Follow this link to our public folder where we’ve shared the Retention Survey Template. Right click and select “Make a Copy.”
2. Rename it.
Drive will save a copy of the survey to your “My Drive.” It will be called “Copy of Employee Retention Survey Template.” Rename it, something like “ACME Employee Retention Survey.” Move it to the appropriate location in your company’s Google Drive, so that it has the appropriate level of permissions. We keep our company surveys in a folder only HR can access.
3. Customize the look (optional).
Click the Preview icon at the top of the survey. You can step through the entire survey as if you were a respondent. If you find a mistake click the pencil icon and edit. Repeat as necessary.

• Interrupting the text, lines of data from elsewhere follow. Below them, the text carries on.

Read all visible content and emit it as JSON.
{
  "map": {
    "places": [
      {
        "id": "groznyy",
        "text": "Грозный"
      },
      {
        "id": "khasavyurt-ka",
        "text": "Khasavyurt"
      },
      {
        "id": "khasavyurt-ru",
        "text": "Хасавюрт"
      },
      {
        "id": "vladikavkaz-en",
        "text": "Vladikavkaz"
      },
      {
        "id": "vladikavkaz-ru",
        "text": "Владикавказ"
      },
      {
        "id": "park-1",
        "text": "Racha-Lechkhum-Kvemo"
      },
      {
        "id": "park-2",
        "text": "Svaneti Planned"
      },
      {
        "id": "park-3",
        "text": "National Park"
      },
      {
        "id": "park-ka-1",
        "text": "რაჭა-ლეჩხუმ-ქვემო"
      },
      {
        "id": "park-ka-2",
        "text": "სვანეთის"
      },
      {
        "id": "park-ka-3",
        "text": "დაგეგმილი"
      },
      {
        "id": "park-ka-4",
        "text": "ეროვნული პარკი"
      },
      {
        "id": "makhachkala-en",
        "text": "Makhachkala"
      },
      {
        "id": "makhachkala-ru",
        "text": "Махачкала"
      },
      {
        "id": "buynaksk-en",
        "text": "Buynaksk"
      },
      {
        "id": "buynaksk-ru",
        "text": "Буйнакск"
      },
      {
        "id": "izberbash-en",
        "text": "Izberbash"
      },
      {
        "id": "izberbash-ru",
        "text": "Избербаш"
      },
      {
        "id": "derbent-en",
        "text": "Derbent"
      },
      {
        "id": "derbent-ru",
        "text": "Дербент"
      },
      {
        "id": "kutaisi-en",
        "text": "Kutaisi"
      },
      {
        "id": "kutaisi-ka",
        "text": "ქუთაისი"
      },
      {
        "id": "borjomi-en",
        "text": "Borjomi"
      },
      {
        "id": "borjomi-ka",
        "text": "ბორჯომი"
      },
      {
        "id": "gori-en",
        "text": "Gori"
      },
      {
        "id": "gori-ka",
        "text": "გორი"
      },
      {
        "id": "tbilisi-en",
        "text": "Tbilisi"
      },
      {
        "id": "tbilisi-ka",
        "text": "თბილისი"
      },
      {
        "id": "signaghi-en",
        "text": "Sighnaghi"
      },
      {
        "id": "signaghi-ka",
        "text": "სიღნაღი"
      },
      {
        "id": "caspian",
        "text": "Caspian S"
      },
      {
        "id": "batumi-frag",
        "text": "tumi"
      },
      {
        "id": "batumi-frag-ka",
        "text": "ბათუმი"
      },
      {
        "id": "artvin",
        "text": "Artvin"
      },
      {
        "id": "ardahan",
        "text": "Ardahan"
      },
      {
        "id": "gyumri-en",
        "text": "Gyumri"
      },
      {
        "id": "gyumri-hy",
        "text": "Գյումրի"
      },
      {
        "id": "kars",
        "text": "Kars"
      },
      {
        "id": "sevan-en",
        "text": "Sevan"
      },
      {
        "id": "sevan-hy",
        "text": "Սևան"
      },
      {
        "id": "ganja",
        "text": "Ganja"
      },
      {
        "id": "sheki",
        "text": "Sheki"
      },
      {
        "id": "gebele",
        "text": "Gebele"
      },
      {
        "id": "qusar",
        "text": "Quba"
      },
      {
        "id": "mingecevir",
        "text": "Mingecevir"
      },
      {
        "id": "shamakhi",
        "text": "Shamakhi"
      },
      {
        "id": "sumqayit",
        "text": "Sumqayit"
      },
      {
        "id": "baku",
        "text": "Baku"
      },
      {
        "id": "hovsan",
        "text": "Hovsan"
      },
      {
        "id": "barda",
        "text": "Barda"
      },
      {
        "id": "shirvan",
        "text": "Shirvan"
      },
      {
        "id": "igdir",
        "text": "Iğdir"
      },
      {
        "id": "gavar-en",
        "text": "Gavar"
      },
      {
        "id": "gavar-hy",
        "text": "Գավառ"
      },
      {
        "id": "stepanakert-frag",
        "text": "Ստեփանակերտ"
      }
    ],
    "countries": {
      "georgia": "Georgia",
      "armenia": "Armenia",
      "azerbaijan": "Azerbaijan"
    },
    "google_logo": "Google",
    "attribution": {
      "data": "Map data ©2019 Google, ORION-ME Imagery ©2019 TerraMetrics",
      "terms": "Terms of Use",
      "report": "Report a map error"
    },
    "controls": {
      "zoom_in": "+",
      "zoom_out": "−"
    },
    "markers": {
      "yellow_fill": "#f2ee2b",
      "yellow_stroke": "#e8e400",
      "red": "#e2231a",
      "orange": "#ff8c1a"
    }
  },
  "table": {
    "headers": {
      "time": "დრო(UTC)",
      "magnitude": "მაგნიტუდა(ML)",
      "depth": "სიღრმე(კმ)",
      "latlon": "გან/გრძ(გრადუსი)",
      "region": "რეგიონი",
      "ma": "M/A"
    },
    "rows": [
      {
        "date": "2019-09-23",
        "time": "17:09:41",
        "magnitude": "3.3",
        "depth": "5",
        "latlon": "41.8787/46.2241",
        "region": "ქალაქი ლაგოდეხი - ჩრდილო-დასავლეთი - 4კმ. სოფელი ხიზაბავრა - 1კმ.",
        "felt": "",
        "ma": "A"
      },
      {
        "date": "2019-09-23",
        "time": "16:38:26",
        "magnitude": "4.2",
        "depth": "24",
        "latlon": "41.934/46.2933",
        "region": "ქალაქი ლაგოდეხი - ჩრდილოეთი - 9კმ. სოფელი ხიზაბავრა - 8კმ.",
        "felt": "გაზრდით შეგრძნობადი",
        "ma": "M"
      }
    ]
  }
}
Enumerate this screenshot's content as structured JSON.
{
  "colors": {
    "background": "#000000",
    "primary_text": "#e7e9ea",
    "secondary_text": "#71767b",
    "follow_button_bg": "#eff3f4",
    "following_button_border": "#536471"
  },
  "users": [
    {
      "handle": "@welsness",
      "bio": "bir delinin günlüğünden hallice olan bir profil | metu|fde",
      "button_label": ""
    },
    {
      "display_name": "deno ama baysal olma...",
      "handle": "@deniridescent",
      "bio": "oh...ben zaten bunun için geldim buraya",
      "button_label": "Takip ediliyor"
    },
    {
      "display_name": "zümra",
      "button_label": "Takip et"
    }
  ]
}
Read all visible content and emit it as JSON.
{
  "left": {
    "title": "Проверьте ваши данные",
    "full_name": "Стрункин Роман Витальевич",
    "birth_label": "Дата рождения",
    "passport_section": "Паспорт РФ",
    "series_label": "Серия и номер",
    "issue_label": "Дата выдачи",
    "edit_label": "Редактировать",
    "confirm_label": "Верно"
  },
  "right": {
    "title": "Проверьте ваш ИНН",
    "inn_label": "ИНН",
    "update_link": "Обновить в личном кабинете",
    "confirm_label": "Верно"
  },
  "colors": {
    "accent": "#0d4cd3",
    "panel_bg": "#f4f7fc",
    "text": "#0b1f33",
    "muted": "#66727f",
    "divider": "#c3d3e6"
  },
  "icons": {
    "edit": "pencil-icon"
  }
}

5. Distribute your survey.
When you’re ready to send out your survey, click the big “Send” button at the top of the page. The Send form has several fields you’ll need to fill out.
Automatically collect respondent’s username: For this type of survey, we think it’s fine to check this option.
Send via: You can choose whether to distribute via an email composed in this window, get a link to distribute elsewhere or get HTML to embed wherever you like. You can also share the survey via Google+, Facebook or Twitter.
If you’re sending out the message via email, you’ll need to enter a recipient, subject and your message. It’s convenient to use an email alias if you have one set up, such as email@example.com or firstname.lastname@example.org. In your message be sure to let people know when you expect the survey to completed.
6. Close the survey.
Give people at least a couple of days to complete the survey. You may want to send a reminder email before closing it. Once you’ve received all the responses you want, you should close the survey. To do this, go to the Responses tab and toggle the Accepting responses button.
Then it’ll look like this:
7. View the retention survey results.
Now you’re ready to review the responses to your Employee Retention Survey. Normally you would go to the Responses tab, and view either the summary or individual responses. In this case, however, you’ll need to download the survey results and compute an average for each individual who was rated.
Start by downloading the CSV.
Then upload the CSV from your file system into Drive. Double-click on the file to open it in Sheets. Scroll to the right to add a new column where you’ll compute the average. You can see the formula below.
You’re looking for employees who scored 4.2 or higher, on average, across the 13 behavioral indicators. In the sample results below, an employee has scored higher that 4.2. This would be an individual you may want to open a dialog with to minimize their risk of departure.
Let us know how it goes.
We’d love to hear from you. How did your Retention Survey campaign go? What did you learn about your people? And your star performers? What next steps are you taking? Leave us a comment below or email us at email@example.com.
Enjoyed this post? Get our previous Google Forms survey template, for assessing employee engagement, here.